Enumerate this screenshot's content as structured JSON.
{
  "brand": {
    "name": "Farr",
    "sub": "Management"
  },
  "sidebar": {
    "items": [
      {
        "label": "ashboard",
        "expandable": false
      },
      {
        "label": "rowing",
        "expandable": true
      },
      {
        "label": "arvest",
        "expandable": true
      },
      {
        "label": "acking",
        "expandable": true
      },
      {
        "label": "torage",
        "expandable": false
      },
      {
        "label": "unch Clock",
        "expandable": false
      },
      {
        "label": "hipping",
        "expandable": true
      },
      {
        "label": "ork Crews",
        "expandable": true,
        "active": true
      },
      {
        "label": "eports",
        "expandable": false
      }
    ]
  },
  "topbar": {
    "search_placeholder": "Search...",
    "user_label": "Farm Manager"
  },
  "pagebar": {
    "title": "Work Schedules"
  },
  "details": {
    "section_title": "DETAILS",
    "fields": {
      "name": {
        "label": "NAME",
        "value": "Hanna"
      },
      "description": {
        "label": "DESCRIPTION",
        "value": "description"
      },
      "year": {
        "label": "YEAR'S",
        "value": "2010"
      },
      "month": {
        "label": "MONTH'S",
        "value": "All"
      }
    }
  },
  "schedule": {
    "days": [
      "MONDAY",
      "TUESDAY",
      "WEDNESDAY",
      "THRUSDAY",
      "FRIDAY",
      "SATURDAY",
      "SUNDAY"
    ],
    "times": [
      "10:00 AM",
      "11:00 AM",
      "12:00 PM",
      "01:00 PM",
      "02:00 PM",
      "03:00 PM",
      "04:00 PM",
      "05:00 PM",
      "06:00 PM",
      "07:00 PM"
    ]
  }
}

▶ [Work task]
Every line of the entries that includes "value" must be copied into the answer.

▶ [Written response]
        "value": "Hanna"
        "value": "description"
        "value": "2010"
        "value": "All"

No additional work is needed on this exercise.